▶ _WHAT YOU SHOULD DO_
Work through the records below and tally every line containing "mnemonic". Reply with the total alone.
-- DATASET RECORDS follows --
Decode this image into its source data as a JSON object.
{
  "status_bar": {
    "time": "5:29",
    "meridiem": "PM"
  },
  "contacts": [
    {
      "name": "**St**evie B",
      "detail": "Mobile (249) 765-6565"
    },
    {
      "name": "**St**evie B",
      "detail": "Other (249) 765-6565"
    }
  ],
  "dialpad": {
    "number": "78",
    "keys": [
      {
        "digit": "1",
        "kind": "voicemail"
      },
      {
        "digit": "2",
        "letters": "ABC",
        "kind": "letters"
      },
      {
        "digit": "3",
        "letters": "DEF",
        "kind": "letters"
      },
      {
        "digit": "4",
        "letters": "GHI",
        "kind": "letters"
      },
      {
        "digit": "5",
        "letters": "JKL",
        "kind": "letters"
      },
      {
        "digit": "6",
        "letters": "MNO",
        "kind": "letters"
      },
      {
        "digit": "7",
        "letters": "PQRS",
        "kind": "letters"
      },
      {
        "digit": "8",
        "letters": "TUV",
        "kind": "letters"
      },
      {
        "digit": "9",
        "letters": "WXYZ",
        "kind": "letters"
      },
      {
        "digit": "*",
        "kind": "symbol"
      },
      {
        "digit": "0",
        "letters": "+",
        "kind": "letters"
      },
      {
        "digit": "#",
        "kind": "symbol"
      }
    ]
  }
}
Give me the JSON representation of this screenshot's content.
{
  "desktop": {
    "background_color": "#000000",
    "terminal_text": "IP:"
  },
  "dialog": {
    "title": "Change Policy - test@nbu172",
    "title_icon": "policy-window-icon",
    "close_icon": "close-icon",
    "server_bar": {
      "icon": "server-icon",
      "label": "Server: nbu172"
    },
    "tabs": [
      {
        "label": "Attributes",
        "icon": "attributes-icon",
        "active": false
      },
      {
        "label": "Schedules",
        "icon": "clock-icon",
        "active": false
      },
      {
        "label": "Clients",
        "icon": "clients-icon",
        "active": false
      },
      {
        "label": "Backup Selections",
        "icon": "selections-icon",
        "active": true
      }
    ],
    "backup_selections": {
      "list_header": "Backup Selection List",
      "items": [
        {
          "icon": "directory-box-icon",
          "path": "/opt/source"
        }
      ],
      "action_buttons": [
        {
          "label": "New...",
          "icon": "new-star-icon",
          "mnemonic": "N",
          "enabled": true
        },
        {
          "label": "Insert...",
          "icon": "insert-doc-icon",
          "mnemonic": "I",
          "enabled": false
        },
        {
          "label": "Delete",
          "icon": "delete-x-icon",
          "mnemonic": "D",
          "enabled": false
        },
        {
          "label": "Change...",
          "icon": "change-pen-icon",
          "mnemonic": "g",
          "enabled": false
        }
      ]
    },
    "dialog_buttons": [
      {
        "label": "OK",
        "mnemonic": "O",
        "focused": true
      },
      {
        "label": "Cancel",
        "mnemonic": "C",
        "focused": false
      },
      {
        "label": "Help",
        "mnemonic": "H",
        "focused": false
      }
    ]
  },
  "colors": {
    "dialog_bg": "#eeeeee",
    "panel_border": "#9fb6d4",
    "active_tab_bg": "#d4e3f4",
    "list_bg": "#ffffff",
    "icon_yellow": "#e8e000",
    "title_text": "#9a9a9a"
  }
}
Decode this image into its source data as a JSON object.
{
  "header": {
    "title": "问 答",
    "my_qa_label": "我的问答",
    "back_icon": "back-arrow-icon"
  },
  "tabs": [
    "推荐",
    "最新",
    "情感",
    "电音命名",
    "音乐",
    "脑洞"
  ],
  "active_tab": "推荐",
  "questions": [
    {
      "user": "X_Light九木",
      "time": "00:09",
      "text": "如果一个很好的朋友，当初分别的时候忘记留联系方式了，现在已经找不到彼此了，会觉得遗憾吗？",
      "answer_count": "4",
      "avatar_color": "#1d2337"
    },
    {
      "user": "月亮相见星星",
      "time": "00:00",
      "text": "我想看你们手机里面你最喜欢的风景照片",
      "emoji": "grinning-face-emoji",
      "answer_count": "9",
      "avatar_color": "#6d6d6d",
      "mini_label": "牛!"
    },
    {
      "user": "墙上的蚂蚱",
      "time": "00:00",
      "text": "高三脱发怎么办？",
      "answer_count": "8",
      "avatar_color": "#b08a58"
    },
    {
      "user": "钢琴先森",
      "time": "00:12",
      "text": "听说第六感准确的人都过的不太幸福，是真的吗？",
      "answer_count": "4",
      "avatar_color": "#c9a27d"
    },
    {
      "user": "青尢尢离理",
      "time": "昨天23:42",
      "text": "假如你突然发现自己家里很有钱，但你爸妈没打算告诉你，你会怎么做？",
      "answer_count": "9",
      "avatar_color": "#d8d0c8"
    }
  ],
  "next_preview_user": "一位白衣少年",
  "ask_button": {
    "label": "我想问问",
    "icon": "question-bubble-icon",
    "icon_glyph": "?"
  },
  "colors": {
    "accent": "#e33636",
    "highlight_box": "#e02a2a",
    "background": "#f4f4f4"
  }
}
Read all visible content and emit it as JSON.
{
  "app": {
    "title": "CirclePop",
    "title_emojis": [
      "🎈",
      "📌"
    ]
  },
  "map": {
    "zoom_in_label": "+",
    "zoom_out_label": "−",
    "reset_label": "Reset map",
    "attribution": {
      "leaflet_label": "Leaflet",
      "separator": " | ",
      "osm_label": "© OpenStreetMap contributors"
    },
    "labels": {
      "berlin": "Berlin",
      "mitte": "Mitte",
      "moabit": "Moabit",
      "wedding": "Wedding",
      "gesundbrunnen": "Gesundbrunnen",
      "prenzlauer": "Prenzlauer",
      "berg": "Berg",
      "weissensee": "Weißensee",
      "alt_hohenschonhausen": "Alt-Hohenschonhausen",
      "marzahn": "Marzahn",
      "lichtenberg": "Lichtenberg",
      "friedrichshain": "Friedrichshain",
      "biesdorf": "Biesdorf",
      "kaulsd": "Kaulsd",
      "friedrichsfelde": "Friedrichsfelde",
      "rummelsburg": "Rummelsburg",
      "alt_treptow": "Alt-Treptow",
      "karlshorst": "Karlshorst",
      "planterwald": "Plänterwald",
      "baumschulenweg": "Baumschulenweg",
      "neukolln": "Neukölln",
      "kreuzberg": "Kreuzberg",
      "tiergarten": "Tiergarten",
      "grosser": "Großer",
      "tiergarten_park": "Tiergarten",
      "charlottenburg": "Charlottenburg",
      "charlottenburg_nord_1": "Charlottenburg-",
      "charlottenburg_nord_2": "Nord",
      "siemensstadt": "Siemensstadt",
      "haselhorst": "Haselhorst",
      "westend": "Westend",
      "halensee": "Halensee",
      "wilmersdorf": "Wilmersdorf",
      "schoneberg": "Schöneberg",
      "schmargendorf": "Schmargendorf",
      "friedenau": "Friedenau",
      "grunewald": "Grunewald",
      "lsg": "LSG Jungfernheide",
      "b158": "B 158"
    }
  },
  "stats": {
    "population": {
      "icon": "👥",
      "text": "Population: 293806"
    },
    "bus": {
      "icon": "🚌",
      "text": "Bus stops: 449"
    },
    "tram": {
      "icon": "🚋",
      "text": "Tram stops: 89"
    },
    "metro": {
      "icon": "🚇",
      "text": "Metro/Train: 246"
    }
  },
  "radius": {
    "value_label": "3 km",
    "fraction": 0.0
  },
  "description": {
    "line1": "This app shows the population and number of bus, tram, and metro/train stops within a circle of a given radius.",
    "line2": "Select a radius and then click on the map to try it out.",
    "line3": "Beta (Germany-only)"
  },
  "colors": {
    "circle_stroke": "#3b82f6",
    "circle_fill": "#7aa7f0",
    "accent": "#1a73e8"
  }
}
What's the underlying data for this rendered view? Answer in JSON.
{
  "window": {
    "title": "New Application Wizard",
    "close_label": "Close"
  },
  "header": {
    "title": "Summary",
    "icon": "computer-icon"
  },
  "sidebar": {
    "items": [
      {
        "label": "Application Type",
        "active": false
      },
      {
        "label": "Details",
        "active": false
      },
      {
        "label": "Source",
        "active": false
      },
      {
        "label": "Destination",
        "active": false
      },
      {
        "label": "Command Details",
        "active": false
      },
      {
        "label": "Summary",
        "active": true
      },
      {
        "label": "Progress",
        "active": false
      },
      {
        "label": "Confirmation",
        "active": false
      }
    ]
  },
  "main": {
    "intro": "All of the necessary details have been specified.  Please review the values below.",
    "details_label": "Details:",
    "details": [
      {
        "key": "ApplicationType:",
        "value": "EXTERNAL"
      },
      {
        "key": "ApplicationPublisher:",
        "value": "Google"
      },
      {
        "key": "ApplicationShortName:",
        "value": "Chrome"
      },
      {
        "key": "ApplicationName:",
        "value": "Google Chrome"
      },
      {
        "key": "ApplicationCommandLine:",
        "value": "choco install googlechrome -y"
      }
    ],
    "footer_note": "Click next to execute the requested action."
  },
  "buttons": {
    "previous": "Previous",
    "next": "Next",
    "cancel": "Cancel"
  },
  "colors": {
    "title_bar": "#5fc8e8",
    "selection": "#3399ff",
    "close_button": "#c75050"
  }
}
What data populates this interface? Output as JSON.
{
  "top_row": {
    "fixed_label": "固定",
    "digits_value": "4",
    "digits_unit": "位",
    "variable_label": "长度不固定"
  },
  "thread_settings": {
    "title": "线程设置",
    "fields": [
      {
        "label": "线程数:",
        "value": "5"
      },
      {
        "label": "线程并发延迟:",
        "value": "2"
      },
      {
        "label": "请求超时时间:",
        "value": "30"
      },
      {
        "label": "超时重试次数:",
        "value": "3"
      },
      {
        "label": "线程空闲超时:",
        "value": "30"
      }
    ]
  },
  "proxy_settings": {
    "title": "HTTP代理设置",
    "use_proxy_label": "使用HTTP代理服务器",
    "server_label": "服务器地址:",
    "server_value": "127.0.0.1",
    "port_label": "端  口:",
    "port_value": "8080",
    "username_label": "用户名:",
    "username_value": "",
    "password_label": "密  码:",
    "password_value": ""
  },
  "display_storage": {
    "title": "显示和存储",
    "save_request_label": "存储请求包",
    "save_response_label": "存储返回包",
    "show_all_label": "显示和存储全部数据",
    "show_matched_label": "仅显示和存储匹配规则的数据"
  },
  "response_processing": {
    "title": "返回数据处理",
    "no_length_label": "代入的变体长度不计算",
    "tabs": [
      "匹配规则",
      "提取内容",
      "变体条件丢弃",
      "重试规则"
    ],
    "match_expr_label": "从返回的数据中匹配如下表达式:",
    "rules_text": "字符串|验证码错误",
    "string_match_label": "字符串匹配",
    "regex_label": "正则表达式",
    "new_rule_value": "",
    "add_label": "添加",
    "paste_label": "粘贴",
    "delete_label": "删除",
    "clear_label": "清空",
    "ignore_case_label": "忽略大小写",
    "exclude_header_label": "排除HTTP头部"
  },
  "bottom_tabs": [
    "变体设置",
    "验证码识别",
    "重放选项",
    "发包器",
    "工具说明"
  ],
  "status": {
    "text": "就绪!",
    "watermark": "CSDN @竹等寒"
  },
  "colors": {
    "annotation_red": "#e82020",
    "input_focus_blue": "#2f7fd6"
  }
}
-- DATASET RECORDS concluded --
▶ _YOUR RESPONSE_
7